Entering a new market always comes with hurdles, and if your company is considering a move into Europe, you may run into the nuances of the German works council. These union-like organizations give employees a voice and connect team members with management.
While there are many benefits to these groups, there are also disadvantages. We’ll help you understand the German works council so you can enter the new market prepared.
Defining a German Works Council
European countries encourage collaboration through work councils. It’s defined as an organization representing workers that function at the local level and complements national labor negotiations.
In particular, a German Works Council is set up as follows:
- General Labor Agreements Defined at the National Level by German Unions & Employer Associations
- Next, Local Firms Meet with Work Councils to Adjust National Agreements to Local Circumstances
Also, the process for electing work council members is very official.

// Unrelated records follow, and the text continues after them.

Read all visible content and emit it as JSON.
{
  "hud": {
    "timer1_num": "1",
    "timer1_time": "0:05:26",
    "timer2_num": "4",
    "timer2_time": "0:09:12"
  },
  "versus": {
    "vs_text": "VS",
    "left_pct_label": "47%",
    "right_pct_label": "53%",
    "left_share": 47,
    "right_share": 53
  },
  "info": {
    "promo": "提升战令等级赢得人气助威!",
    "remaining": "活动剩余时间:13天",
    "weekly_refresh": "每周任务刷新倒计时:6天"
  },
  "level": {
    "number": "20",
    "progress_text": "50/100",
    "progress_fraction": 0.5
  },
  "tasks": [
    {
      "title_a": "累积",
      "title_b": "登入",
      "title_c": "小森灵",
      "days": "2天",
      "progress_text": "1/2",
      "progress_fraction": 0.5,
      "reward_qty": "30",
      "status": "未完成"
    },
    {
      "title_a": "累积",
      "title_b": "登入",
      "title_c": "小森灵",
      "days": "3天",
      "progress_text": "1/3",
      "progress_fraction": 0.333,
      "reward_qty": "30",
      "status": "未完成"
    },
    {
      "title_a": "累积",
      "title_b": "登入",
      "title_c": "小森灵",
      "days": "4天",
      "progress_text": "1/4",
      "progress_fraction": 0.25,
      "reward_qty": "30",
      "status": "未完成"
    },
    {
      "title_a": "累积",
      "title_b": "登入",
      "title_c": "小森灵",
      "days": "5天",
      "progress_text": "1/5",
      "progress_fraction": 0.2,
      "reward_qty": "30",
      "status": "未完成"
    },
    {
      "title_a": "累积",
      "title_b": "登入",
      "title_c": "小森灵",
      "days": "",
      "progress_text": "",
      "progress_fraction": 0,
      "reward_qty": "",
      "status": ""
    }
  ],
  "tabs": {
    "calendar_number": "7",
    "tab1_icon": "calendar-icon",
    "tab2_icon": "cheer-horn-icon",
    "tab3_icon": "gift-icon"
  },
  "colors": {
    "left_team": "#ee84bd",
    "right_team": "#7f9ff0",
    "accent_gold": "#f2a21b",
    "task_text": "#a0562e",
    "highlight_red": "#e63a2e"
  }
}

Members are elected by their company and serve a four-year term. Businesses can create their German works councils without being members of an official union.

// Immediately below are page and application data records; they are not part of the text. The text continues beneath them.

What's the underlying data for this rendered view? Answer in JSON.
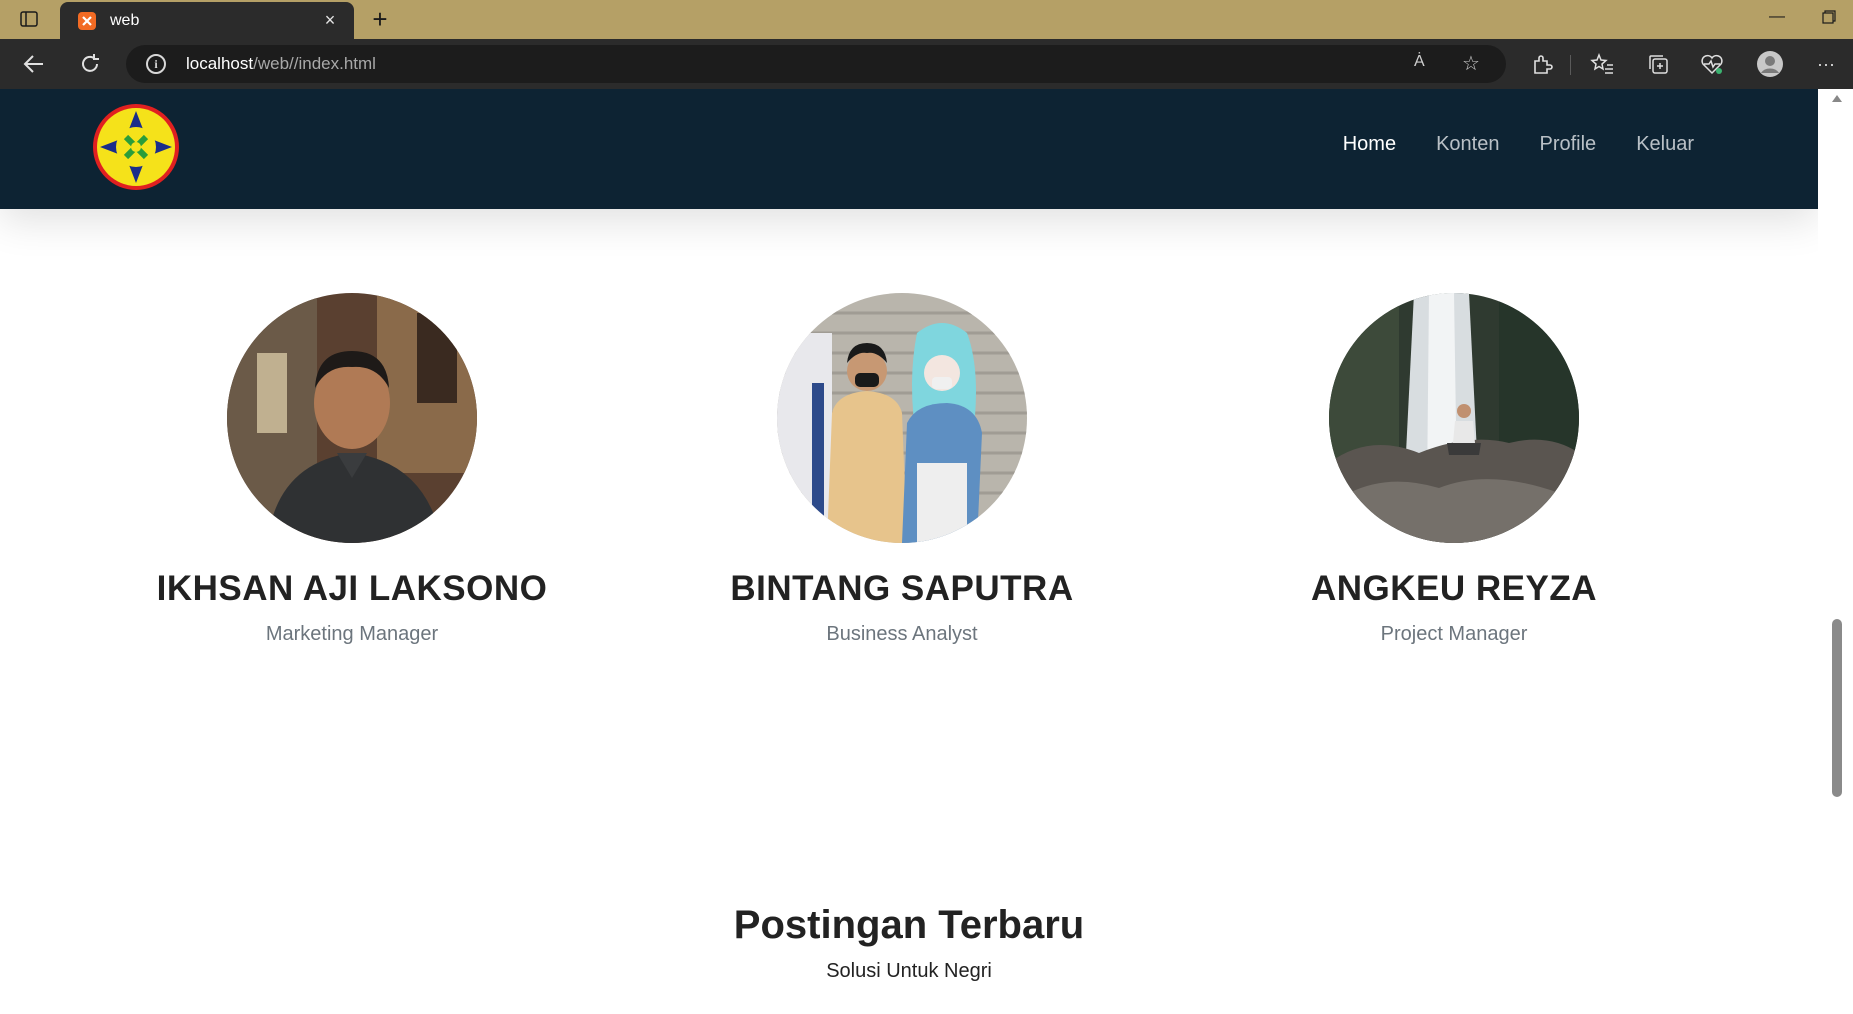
{
  "browser": {
    "tab_title": "web",
    "url_host": "localhost",
    "url_path": "/web//index.html",
    "new_tab_label": "+",
    "close_tab_label": "×",
    "minimize_label": "—",
    "read_aloud_label": "Ȧ",
    "favorite_label": "☆",
    "more_label": "···"
  },
  "navbar": {
    "items": [
      {
        "label": "Home",
        "active": true
      },
      {
        "label": "Konten",
        "active": false
      },
      {
        "label": "Profile",
        "active": false
      },
      {
        "label": "Keluar",
        "active": false
      }
    ]
  },
  "team": [
    {
      "name": "IKHSAN AJI LAKSONO",
      "role": "Marketing Manager"
    },
    {
      "name": "BINTANG SAPUTRA",
      "role": "Business Analyst"
    },
    {
      "name": "ANGKEU REYZA",
      "role": "Project Manager"
    }
  ],
  "posts": {
    "title": "Postingan Terbaru",
    "subtitle": "Solusi Untuk Negri"
  },
  "colors": {
    "tabbar": "#b5a066",
    "chrome_dark": "#2b2b2b",
    "navbar": "#0d2333",
    "nav_active": "#ffffff",
    "nav_inactive": "#b9c0c6",
    "role_text": "#6c757d"
  }
}
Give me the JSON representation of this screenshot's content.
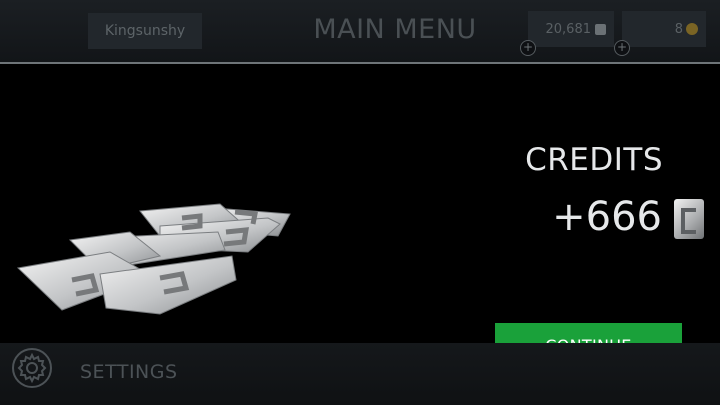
{
  "header": {
    "player_name": "Kingsunshy",
    "title": "MAIN MENU",
    "credits_balance": "20,681",
    "gold_balance": "8",
    "credits_icon": "credit-chip-icon",
    "gold_icon": "gold-coin-icon",
    "add_icon": "plus-icon"
  },
  "reward": {
    "title": "CREDITS",
    "amount": "+666",
    "icon": "credit-chip-icon",
    "illustration": "credit-chips-pile"
  },
  "actions": {
    "continue_label": "CONTINUE"
  },
  "footer": {
    "settings_label": "SETTINGS",
    "settings_icon": "gear-icon"
  },
  "colors": {
    "accent_green": "#1aa13a",
    "popup_background": "#000000",
    "popup_border": "#6e7478",
    "text_light": "#e6e8ea"
  }
}
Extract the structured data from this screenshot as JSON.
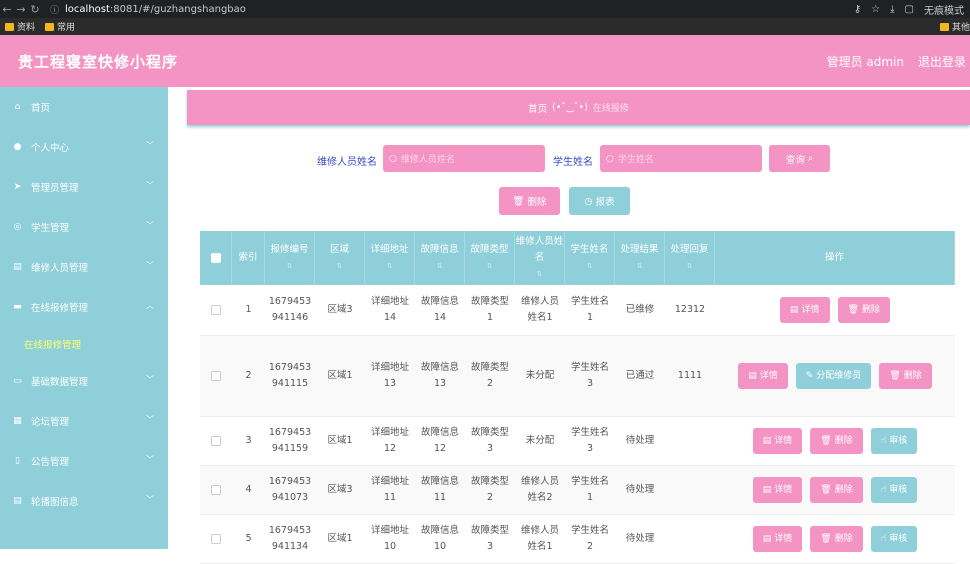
{
  "browser": {
    "url_host": "localhost",
    "url_rest": ":8081/#/guzhangshangbao",
    "incognito_label": "无痕模式",
    "bookmarks": [
      "资料",
      "常用"
    ],
    "bookmarks_right": "其他"
  },
  "header": {
    "title": "贵工程寝室快修小程序",
    "user_label": "管理员 admin",
    "logout_label": "退出登录"
  },
  "sidebar": {
    "items": [
      {
        "label": "首页",
        "icon": "home-icon",
        "has_chevron": false
      },
      {
        "label": "个人中心",
        "icon": "user-icon",
        "has_chevron": true
      },
      {
        "label": "管理员管理",
        "icon": "send-icon",
        "has_chevron": true
      },
      {
        "label": "学生管理",
        "icon": "compass-icon",
        "has_chevron": true
      },
      {
        "label": "维修人员管理",
        "icon": "clipboard-icon",
        "has_chevron": true
      },
      {
        "label": "在线报修管理",
        "icon": "chat-icon",
        "has_chevron": true,
        "expanded": true
      },
      {
        "label": "基础数据管理",
        "icon": "monitor-icon",
        "has_chevron": true
      },
      {
        "label": "论坛管理",
        "icon": "grid-icon",
        "has_chevron": true
      },
      {
        "label": "公告管理",
        "icon": "mobile-icon",
        "has_chevron": true
      },
      {
        "label": "轮播图信息",
        "icon": "clipboard-icon",
        "has_chevron": true
      }
    ],
    "submenu_active": "在线报修管理"
  },
  "breadcrumb": {
    "home": "首页",
    "emoticon": "(•ˇ‿ˇ•)",
    "current": "在线报修"
  },
  "search": {
    "repair_label": "维修人员姓名",
    "repair_placeholder": "维修人员姓名",
    "student_label": "学生姓名",
    "student_placeholder": "学生姓名",
    "query_button": "查询"
  },
  "actions": {
    "delete_label": "删除",
    "report_label": "报表"
  },
  "table": {
    "headers": [
      "索引",
      "报修编号",
      "区域",
      "详细地址",
      "故障信息",
      "故障类型",
      "维修人员姓名",
      "学生姓名",
      "处理结果",
      "处理回复",
      "操作"
    ],
    "rows": [
      {
        "index": "1",
        "no": "1679453941146",
        "area": "区域3",
        "addr": "详细地址14",
        "info": "故障信息14",
        "type": "故障类型1",
        "repairer": "维修人员姓名1",
        "student": "学生姓名1",
        "result": "已维修",
        "reply": "12312",
        "ops": [
          "详情",
          "删除"
        ]
      },
      {
        "index": "2",
        "no": "1679453941115",
        "area": "区域1",
        "addr": "详细地址13",
        "info": "故障信息13",
        "type": "故障类型2",
        "repairer": "未分配",
        "student": "学生姓名3",
        "result": "已通过",
        "reply": "1111",
        "ops": [
          "详情",
          "分配维修员",
          "删除"
        ]
      },
      {
        "index": "3",
        "no": "1679453941159",
        "area": "区域1",
        "addr": "详细地址12",
        "info": "故障信息12",
        "type": "故障类型3",
        "repairer": "未分配",
        "student": "学生姓名3",
        "result": "待处理",
        "reply": "",
        "ops": [
          "详情",
          "删除",
          "审核"
        ]
      },
      {
        "index": "4",
        "no": "1679453941073",
        "area": "区域3",
        "addr": "详细地址11",
        "info": "故障信息11",
        "type": "故障类型2",
        "repairer": "维修人员姓名2",
        "student": "学生姓名1",
        "result": "待处理",
        "reply": "",
        "ops": [
          "详情",
          "删除",
          "审核"
        ]
      },
      {
        "index": "5",
        "no": "1679453941134",
        "area": "区域1",
        "addr": "详细地址10",
        "info": "故障信息10",
        "type": "故障类型3",
        "repairer": "维修人员姓名1",
        "student": "学生姓名2",
        "result": "待处理",
        "reply": "",
        "ops": [
          "详情",
          "删除",
          "审核"
        ]
      }
    ]
  },
  "colors": {
    "pink": "#f394c4",
    "teal": "#8ecfd9",
    "submenu_active": "#ffff6b",
    "search_label": "#3c49c8"
  }
}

Purpose of German Works Council
Works councils serve many purposes for German companies. First, these organizations advocate for employees and act similar to unions. With the recent decline in union membership, the German works council fills the gap.
In addition, councils create improved relationships management and employees, which leads to a low strike rate. As a result of the positive relationships, employers can negotiate schedules like reduced hours without resulting in layoffs.

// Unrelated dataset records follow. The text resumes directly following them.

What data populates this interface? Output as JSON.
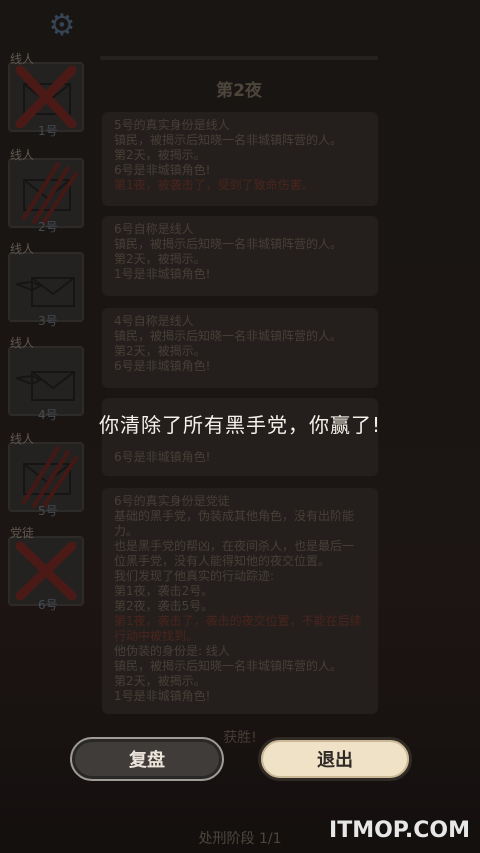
{
  "game": {
    "night_title": "第2夜",
    "phase": "处刑阶段 1/1",
    "win_text_faded": "获胜!"
  },
  "players": [
    {
      "role": "线人",
      "number": "1号",
      "state": "dead"
    },
    {
      "role": "线人",
      "number": "2号",
      "state": "clawed"
    },
    {
      "role": "线人",
      "number": "3号",
      "state": "alive"
    },
    {
      "role": "线人",
      "number": "4号",
      "state": "alive"
    },
    {
      "role": "线人",
      "number": "5号",
      "state": "clawed"
    },
    {
      "role": "党徒",
      "number": "6号",
      "state": "dead"
    }
  ],
  "log_cards": [
    {
      "lines": [
        "5号的真实身份是线人",
        "镇民，被揭示后知晓一名非城镇阵营的人。",
        "第2天，被揭示。",
        "6号是非城镇角色!"
      ],
      "red_lines": [
        "第1夜，被袭击了，受到了致命伤害。"
      ]
    },
    {
      "lines": [
        "6号自称是线人",
        "镇民，被揭示后知晓一名非城镇阵营的人。",
        "第2天，被揭示。",
        "1号是非城镇角色!"
      ],
      "red_lines": []
    },
    {
      "lines": [
        "4号自称是线人",
        "镇民，被揭示后知晓一名非城镇阵营的人。",
        "第2天，被揭示。",
        "6号是非城镇角色!"
      ],
      "red_lines": []
    },
    {
      "lines": [
        "6号是非城镇角色!"
      ],
      "red_lines": []
    },
    {
      "lines": [
        "6号的真实身份是党徒",
        "基础的黑手党，伪装成其他角色，没有出阶能",
        "力。",
        "也是黑手党的帮凶，在夜间杀人，也是最后一",
        "位黑手党，没有人能得知他的夜交位置。",
        "我们发现了他真实的行动踪迹:",
        "第1夜，袭击2号。",
        "第2夜，袭击5号。"
      ],
      "red_lines": [
        "第1夜，袭击了，袭击的夜交位置，不能在后续行动中被找到。"
      ],
      "tail_lines": [
        "他伪装的身份是: 线人",
        "镇民，被揭示后知晓一名非城镇阵营的人。",
        "第2天，被揭示。",
        "1号是非城镇角色!"
      ]
    }
  ],
  "overlay": {
    "message": "你清除了所有黑手党，你赢了!",
    "replay_label": "复盘",
    "exit_label": "退出"
  },
  "watermark": "ITMOP.COM",
  "colors": {
    "accent_red": "#7a3a30",
    "exit_bg": "#efe2c6",
    "replay_bg": "#3f3c3a"
  },
  "icons": [
    "gear-icon",
    "envelope-icon",
    "cross-icon",
    "claw-icon"
  ]
}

Workers in Germany also accept reduced hours thanks to the Kurzarbeit, which is a fund that supplements employees’ pay from working fewer hours.
Positives & Negatives of the German Works Council
The German works council have many benefits for employers and employees. These benefits include:
- Increased Wages
- Increased Productivity
- Equal Employment Opportunities
As for the disadvantages, firms may experience lower profitability due to the higher wages. If you’re a smaller company, you may not see the benefits that larger companies experience from these organizations.
In addition, work councils lead to increased difficulty terminating German employees.
It’s important to know that in most foreign countries, “at will” employment doesn’t exist. In fact, German employers are generally required to consult with the German works council, or Betriebsrat, for all termination proceedings and severance obligations. This process makes terminating employees very difficult. Results vary greatly leading to potential severance payments and long notice periods.
If your company is getting ready to enter the German market, give us a call. We can answer any questions you may have about the German works council and also provide you with options to help you navigate international employment.